*** Begin section ***

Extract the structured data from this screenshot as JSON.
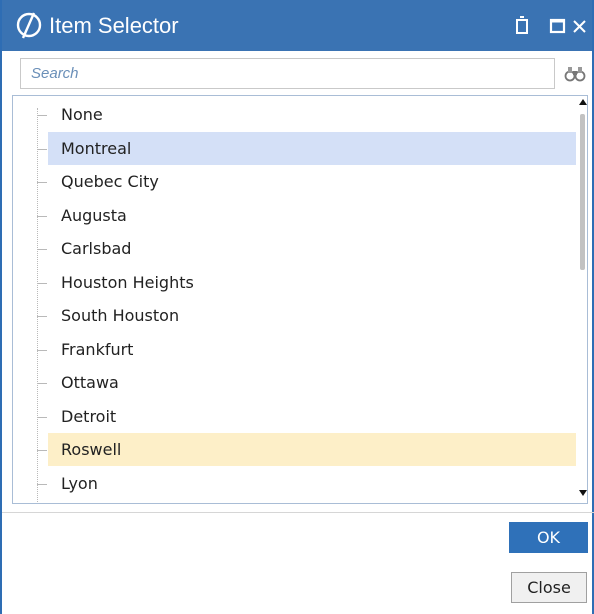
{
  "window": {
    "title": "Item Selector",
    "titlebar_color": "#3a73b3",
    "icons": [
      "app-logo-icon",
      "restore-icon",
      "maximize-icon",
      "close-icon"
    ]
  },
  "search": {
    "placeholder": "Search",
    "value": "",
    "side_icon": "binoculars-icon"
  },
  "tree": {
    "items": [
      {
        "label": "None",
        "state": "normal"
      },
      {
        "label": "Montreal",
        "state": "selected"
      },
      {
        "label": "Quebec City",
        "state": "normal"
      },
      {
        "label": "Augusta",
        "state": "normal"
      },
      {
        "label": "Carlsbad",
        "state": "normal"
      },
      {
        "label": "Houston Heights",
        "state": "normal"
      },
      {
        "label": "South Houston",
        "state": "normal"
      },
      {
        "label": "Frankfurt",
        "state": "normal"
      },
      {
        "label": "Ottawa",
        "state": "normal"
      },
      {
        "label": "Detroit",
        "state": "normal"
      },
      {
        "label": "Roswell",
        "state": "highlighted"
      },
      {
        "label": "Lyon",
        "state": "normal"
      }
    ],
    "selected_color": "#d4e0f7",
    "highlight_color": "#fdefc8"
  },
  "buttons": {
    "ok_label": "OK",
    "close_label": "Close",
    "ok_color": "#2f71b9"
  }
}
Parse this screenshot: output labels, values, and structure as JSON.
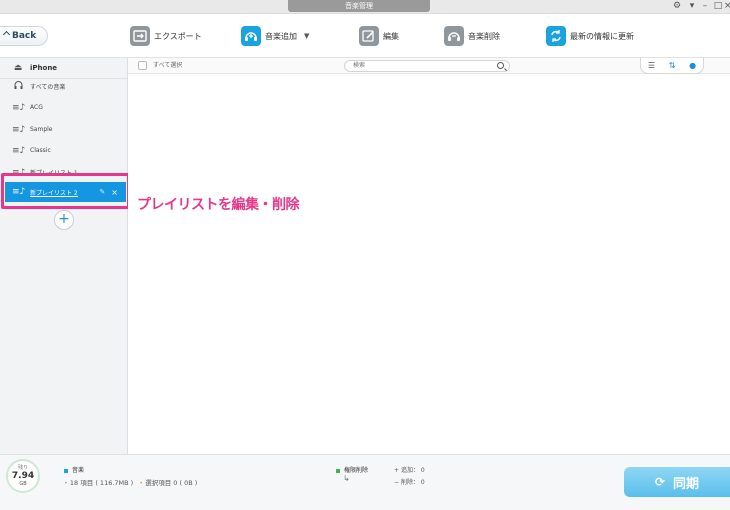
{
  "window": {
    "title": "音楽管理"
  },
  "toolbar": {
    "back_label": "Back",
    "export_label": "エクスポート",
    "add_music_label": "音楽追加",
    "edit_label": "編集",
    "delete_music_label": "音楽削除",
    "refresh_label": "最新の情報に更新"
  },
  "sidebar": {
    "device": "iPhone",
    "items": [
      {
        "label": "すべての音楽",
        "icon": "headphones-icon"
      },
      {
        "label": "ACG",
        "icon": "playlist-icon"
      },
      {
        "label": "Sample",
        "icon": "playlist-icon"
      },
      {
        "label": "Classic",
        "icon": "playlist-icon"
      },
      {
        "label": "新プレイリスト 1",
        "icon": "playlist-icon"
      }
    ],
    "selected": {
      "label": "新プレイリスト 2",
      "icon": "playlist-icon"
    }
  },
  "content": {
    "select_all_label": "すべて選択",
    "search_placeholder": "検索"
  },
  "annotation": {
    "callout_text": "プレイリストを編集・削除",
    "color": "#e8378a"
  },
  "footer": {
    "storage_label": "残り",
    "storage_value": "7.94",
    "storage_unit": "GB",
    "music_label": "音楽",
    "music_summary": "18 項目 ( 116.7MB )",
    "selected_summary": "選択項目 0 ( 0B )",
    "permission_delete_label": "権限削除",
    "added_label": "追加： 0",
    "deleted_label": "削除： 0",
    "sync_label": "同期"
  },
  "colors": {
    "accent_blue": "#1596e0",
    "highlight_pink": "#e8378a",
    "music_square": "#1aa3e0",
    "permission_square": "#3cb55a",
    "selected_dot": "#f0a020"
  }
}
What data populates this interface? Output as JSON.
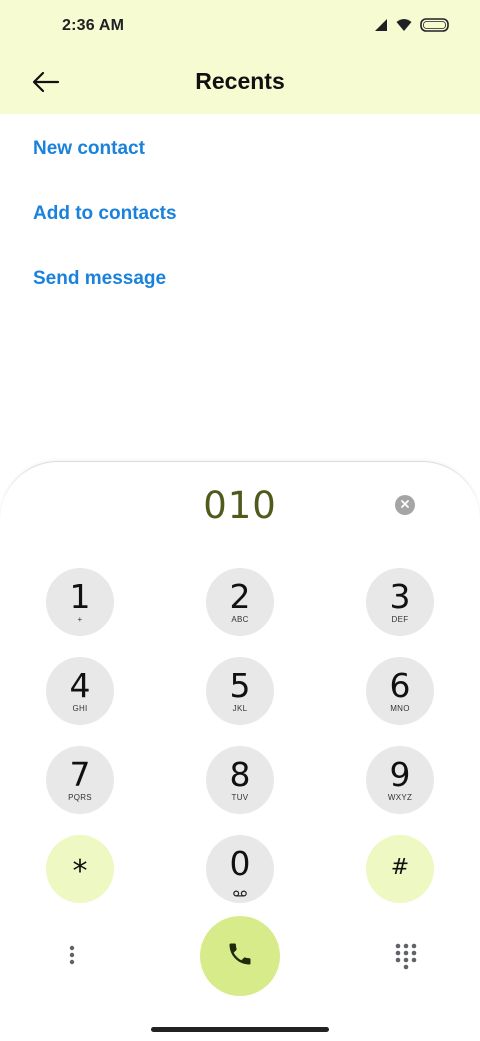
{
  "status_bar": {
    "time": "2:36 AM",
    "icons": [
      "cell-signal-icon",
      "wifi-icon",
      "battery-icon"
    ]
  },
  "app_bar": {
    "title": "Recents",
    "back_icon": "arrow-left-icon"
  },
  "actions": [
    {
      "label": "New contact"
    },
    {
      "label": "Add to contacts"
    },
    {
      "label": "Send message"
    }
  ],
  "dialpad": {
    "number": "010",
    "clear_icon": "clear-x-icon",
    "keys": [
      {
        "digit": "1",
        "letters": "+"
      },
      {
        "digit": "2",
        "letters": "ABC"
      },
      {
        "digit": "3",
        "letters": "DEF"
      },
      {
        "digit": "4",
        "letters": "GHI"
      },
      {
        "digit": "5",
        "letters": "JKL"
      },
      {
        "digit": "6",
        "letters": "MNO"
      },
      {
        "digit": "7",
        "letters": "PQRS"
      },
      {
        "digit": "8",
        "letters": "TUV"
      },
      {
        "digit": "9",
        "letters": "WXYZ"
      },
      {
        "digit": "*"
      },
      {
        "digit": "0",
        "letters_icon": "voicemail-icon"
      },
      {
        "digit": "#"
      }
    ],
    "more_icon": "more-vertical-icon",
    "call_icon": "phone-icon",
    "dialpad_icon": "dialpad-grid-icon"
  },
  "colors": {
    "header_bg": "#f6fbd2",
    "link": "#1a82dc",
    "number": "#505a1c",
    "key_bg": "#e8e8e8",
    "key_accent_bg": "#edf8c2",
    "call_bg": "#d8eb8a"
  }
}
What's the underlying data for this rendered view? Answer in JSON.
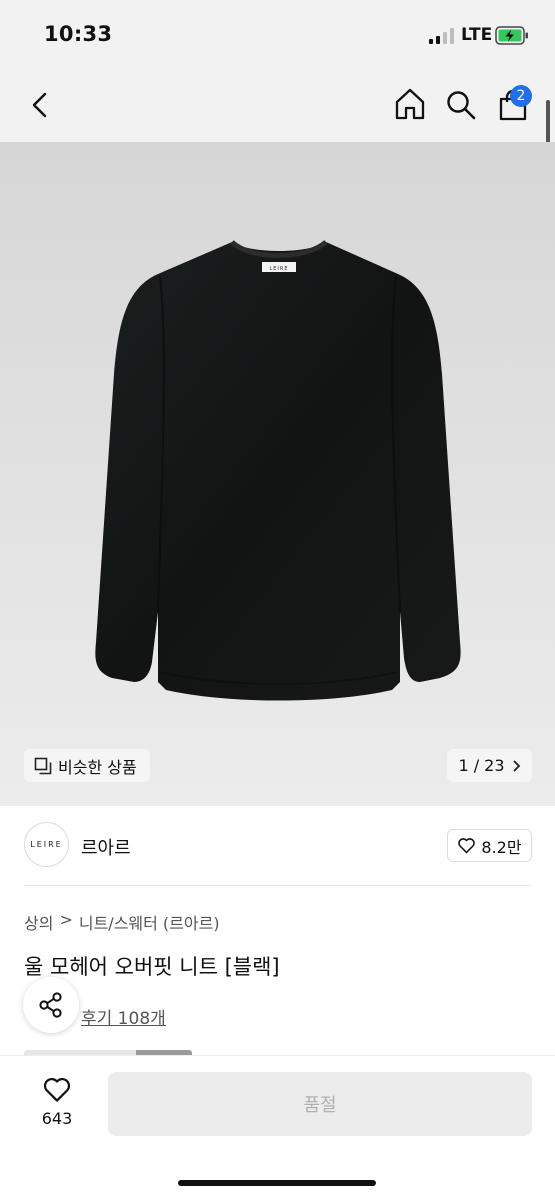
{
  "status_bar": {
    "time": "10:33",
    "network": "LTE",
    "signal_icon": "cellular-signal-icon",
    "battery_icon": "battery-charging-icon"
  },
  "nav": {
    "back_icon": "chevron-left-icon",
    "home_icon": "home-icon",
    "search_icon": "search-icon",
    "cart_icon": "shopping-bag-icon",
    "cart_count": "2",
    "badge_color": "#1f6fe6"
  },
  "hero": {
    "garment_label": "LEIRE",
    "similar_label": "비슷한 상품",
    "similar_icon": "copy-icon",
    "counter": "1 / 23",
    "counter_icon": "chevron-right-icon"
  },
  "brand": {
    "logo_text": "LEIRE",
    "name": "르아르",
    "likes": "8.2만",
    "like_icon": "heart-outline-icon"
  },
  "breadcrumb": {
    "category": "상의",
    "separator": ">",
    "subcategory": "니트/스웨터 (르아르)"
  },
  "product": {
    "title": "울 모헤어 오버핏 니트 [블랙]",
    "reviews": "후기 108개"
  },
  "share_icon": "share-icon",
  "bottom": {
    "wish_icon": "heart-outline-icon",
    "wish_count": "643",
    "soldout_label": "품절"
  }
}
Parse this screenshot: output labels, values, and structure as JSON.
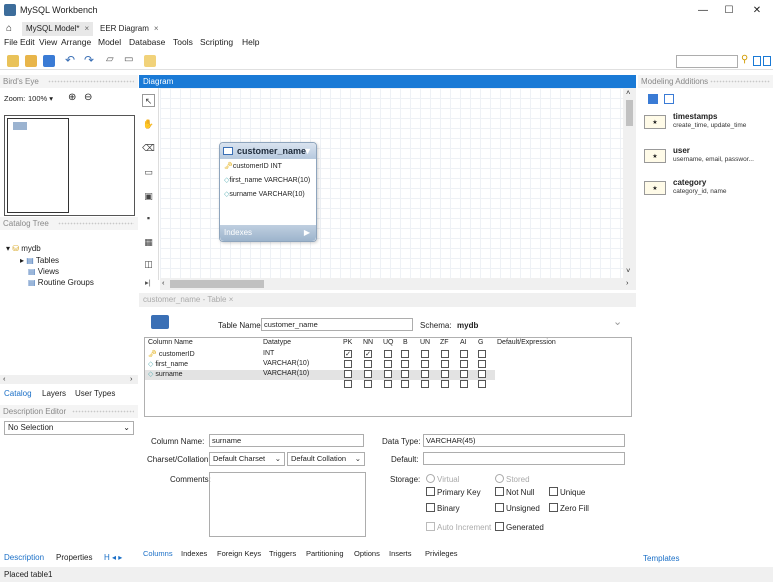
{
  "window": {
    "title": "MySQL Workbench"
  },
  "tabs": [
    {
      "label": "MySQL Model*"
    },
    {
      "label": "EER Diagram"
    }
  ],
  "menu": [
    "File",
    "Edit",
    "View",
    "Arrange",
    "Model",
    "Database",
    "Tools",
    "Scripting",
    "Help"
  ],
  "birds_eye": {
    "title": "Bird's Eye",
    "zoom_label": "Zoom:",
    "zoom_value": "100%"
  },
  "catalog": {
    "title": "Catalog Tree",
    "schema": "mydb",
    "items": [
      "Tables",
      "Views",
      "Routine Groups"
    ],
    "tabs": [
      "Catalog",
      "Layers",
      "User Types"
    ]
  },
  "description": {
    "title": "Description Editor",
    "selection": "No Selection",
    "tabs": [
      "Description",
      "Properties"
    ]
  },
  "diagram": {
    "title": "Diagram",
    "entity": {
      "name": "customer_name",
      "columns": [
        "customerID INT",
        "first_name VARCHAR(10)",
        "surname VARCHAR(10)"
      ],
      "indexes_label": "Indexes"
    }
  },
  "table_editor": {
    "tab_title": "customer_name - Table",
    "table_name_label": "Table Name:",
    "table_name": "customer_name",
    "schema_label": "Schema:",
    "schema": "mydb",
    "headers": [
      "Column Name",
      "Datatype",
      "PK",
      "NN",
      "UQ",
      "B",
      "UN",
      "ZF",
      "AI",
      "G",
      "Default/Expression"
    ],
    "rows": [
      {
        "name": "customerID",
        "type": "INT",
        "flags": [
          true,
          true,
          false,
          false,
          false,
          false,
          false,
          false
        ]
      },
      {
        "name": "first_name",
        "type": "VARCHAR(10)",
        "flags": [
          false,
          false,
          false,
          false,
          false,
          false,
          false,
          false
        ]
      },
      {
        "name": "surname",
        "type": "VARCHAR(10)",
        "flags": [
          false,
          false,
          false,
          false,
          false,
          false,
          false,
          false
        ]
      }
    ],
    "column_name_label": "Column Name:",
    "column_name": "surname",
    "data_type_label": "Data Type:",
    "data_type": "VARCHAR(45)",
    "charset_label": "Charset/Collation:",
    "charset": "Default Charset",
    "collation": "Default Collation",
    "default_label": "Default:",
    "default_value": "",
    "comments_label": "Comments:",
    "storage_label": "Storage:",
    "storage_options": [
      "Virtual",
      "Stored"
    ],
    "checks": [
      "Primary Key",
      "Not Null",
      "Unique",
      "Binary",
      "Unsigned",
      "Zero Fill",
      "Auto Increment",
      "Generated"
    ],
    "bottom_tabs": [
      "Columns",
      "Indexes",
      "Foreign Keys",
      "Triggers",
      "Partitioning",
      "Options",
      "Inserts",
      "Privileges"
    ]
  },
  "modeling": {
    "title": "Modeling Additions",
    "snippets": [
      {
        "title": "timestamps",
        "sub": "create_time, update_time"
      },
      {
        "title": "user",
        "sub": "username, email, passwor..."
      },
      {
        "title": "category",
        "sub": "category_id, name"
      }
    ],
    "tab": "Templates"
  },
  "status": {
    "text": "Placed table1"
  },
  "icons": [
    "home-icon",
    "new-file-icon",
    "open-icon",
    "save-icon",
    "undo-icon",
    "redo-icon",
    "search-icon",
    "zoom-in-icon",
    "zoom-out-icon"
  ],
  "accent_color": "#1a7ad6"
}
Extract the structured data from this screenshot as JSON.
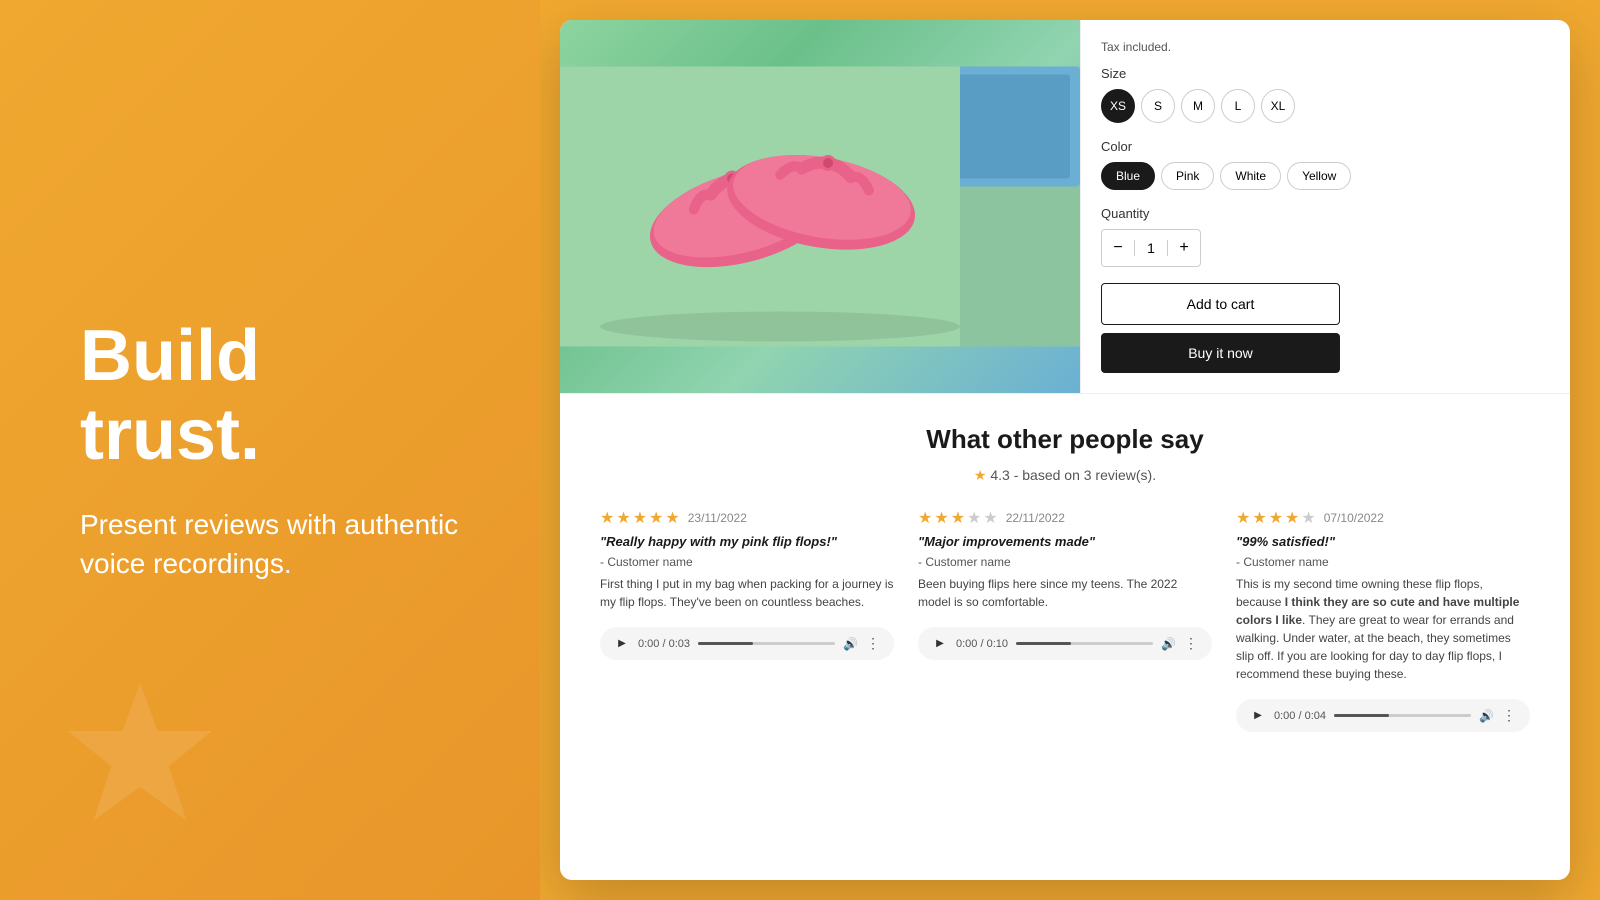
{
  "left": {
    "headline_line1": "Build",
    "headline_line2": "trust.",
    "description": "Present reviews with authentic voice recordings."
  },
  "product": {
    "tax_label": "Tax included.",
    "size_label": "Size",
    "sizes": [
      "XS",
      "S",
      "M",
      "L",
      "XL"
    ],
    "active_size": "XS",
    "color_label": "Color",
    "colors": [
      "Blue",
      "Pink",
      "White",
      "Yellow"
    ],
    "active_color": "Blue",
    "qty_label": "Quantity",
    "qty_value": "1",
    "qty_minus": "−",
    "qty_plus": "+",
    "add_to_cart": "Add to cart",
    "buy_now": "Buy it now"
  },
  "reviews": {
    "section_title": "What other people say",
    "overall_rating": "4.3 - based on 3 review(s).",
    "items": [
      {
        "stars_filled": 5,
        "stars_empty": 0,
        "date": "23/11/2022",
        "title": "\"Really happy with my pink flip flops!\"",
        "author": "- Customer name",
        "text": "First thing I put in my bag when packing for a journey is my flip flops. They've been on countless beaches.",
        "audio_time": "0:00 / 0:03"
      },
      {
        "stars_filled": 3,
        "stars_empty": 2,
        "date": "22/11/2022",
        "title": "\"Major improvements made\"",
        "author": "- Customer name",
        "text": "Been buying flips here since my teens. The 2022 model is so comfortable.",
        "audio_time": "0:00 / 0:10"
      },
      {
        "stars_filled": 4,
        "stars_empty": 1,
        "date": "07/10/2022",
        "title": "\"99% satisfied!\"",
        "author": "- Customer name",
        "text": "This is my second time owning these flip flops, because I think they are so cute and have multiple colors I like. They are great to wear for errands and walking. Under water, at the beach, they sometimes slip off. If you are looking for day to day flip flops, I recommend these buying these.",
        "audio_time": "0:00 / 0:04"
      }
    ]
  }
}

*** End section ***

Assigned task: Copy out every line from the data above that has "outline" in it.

Your response:
    "like_icon": "heart-outline-icon"
    "wish_icon": "heart-outline-icon",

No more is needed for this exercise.